Bidding goodbye to the elephants, we headed to an enclosure of brown bears for our next stop. These brown bears are locals of the Cantabria region; however, due to numerous factors, their numbers in the wild have dwindled and they are now an endangered species.
We watched these powerful animals eat their meal, and even spotted a bear cub or two between the rocks towering over the first part of the enclosure.
Soon we were on the move again, as there was more feeding to do that day – and the giraffes were next in line. Spotting us from afar, we watched as three impossibly tall giraffes slowly made their way to us from the opposite side of the field in which they live. While they may move slowly, these animals carry themselves with such physical grace; they made me feel ungainly in comparison!
Armed with a bag of carrots, feeding the surprisingly gentle giraffes was the highlight of my day.
|Emma feeds two of the giraffes.|
|And then it was my turn!|
We made several other stops that day, with each being as interesting as the last. A rhino, a family of gorillas and a small herd of Grevy’s zebras (along with a ridiculously cute foal) all received visits from us, and I know that I couldn’t stop taking photos of all of them.
|The lovely Isabella feeds the park’s resident rhino.|
|A mum and her baby at the gorilla enclosure.|
|A young Grevy’s zebra foal.|
The next animal encounter was the most frightening – for me, at least. I’ve spoken previously about my, erm, issues with birds, so I was a little wary when I saw that we were about to visit the birds of prey area of the park.
Standing on little wooden perches, a variety of hawks and eagles were before us. Little did I know, this stop was about to become a lot more interactive.
We were handed gloves and our group was split down the middle, positioned on either side of a large field.
The instructions were seemingly simple: With my back to the other side of the field, a bird would be called to fly towards me. My job was to hold my arm out to the side, turn my head, and maintain eye contact with the bird so that it would land on the extended glove. Simple, maybe, but all of this was rather problematic for a person terrified of physical contact with birds.
I didn’t have time to think this through, though, as a piece of meat was placed on my glove and a whistle was blown. A bird was flying towards me.
The eagle landed on my arm, with a weight heavier than I expected, and I slowly turned, maintaining eye contact, until I was facing the other side of the field. Before I knew it, the bird was off flying once more.
We did this several more times, and I became less and less scared with every interaction. All of the eagles we saw that day were spectacular – a combination of powerful wings, piercing gazes, glossy feathers and menacing talons. I’ll never forget the experience.
|Alison looking far more relaxed than me!|
Adrenaline still coursing through me, it was time for something a little more relaxing. Climbing back into the Jeep, we drove towards the highest point in the park.
From this vantage point, the entirety of Cabarceno lay before us. Not only could we get a glimpse of just how big this park actually is, but we also got to see the stunning physical features of the region. Remnants of the mine are scattered across Cabarceno, and the accompanying sharp contrast between the bright green of the vegetation and the redness of the mountains beyond creates a picture-perfect landscape.

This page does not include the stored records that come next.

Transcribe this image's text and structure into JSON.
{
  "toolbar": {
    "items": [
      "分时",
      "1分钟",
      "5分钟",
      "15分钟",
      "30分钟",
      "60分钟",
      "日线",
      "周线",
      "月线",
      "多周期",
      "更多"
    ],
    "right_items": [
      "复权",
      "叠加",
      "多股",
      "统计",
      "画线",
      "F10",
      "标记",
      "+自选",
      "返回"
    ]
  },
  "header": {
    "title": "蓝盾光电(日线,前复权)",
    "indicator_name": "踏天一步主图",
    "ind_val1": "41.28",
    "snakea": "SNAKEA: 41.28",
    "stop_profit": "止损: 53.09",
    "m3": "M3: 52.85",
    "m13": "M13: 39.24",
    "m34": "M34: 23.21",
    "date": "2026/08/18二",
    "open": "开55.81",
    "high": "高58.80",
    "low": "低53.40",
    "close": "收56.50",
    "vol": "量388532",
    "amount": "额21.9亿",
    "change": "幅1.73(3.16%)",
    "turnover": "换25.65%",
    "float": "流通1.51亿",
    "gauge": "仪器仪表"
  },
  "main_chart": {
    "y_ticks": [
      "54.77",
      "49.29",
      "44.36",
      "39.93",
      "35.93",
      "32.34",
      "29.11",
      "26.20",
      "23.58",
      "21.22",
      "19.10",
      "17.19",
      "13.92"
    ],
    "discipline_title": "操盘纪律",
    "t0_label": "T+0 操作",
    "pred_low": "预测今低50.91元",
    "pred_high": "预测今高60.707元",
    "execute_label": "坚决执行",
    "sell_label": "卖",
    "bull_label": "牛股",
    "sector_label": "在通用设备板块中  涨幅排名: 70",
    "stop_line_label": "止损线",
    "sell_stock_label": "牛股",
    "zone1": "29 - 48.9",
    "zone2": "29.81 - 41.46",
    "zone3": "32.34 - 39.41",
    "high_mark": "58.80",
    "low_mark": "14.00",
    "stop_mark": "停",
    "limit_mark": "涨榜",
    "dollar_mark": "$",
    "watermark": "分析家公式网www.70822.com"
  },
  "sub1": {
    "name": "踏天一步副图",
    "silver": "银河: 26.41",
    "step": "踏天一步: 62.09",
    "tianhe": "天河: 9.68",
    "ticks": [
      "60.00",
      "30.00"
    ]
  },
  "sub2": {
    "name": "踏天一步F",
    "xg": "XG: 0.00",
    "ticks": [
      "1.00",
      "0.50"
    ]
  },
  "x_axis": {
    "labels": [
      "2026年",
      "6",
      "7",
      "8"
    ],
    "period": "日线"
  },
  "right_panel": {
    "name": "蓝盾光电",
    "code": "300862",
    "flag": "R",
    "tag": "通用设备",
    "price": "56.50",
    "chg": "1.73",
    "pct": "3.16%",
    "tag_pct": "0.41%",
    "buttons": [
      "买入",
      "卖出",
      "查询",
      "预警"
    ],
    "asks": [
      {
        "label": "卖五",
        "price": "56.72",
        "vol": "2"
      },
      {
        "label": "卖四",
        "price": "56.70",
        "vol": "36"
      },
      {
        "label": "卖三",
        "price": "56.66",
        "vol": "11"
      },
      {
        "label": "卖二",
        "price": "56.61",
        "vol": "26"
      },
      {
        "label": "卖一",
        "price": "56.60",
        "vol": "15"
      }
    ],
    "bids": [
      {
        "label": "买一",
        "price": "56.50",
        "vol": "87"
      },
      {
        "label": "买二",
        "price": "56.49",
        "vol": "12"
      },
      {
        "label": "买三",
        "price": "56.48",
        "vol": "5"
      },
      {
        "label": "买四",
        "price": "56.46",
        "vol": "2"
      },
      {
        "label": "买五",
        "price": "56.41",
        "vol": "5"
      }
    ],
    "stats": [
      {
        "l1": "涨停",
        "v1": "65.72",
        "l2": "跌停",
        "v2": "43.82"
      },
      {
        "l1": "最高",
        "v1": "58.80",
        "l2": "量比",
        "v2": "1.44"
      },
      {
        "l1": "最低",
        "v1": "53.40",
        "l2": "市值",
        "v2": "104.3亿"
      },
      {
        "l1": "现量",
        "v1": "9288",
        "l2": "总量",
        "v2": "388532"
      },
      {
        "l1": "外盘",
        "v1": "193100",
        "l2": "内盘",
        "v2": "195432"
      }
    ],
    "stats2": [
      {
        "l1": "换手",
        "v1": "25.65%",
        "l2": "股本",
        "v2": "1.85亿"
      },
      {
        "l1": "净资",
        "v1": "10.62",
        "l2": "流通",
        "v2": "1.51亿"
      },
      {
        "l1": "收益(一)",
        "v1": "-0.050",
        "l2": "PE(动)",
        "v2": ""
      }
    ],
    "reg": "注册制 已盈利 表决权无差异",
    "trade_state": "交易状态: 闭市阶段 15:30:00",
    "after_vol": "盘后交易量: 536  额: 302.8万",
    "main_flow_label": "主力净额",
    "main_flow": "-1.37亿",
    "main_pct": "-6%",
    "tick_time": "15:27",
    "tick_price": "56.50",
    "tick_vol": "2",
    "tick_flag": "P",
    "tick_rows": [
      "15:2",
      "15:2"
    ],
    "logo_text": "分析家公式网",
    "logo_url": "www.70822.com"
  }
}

With this view acting as a farewell to Cabarceno, including the beautiful animals and the incredible people that uphold their welfare, it was time to leave. It was a thoroughly enjoyable day at Cabarceno Nature Park – and it is an attraction that I couldn’t recommend enough.
To find out more about Cabarceno Nature Park and the inspiring work being done here, check out the website.
In high season (April to September), all-day admission to the park costs 25 euros (15 euros for children). There are guided tours on offer too; a keeper tour costs 100 euros per person, while a full-day tour costs 200 euros (including lunch). There are discounts for group bookings.